• Go vegan. (Maybe someday—yeah, I know how wimpy that sounds.)
And here are some things I've come to realize this summer:
• The government isn't going to do anything about this problem. Honest, good-faith efforts have been made, and they've been crushed by the behemoth of petro-chemical self-interest.
• Therefore, it is up to us, working together, to be the body of Christ in protecting the sacredness of Creation, against which our sins rise like an abomination in the nostrils of God. (If that metaphor doesn't work for you, supply your own.)
Each note I've written recently has been targeted to a specific audience, and this one is written expressly for my former students, who will be living in this world an average of 20 to 30 years longer than I will, and will be sharing the experience with my children. I can't possibly tag all of you, but you know who you are. As I've said before, I try not to write about politics on Facebook (although I've sinned boldly in that regard a couple of times too recently). So I repeat: this has nothing to do with politics, as we normally understand it. I am simply telling you that lone individuals, working on their own, will not be able to head off what is shaping up to be the greatest man-made disaster in history. As Bill McKibben, a self-described mild-mannered Methodist Sunday School teacher, recently wrote, we must act together with the moral courage of the brave people who began the Civil Rights movement in the hostile ground of the 50's south, and we must build the momentum to shame our leaders into doing what we cannot do ourselves. Only then will I be able to pecca fortiter with the fide and gaude that there exists the grace to make up for all of our manifest failures, past, present and future.

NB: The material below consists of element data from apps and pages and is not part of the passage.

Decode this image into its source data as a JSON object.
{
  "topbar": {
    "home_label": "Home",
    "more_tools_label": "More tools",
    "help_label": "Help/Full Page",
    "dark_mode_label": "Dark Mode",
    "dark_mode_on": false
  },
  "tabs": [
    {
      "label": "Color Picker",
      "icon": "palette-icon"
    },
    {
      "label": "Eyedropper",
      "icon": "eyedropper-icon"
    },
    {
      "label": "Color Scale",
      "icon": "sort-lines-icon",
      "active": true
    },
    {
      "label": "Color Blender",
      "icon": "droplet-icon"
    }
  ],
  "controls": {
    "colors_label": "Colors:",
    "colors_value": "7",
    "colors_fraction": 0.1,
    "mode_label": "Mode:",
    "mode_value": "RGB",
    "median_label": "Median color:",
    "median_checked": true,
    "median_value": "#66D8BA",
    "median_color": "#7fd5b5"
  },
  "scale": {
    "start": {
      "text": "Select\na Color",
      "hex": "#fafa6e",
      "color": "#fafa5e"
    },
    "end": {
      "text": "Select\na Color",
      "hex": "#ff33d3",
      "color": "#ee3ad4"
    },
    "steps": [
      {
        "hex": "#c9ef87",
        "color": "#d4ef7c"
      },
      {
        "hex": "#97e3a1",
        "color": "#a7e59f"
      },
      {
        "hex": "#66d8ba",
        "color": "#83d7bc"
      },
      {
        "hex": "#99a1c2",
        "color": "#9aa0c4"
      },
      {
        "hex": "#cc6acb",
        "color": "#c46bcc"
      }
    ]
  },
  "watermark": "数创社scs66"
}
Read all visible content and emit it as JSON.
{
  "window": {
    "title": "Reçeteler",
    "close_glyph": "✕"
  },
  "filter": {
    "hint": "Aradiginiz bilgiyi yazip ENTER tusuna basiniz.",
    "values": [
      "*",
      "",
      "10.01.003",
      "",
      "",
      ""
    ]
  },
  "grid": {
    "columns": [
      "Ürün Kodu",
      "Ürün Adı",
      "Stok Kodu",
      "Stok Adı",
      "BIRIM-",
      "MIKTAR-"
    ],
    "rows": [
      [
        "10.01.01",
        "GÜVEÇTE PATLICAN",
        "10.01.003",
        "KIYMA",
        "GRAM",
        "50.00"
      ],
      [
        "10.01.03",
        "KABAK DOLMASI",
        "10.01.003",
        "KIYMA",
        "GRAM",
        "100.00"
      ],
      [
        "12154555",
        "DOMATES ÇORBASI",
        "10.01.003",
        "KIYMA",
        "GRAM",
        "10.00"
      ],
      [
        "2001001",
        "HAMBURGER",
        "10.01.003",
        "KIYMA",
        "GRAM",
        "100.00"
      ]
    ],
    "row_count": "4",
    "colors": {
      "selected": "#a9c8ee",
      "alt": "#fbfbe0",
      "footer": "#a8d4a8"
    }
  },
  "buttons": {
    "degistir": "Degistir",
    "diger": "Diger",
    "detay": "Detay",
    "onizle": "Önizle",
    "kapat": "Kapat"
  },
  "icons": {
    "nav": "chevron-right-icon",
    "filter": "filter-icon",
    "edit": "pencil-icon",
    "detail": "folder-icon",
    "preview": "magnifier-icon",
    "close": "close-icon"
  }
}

That's my sermon for the beginning of the school year. It's also the most important lesson I will ever teach, and I'm giving it to you for free. Go therefore, and make a world in which boldness shames sin into submission.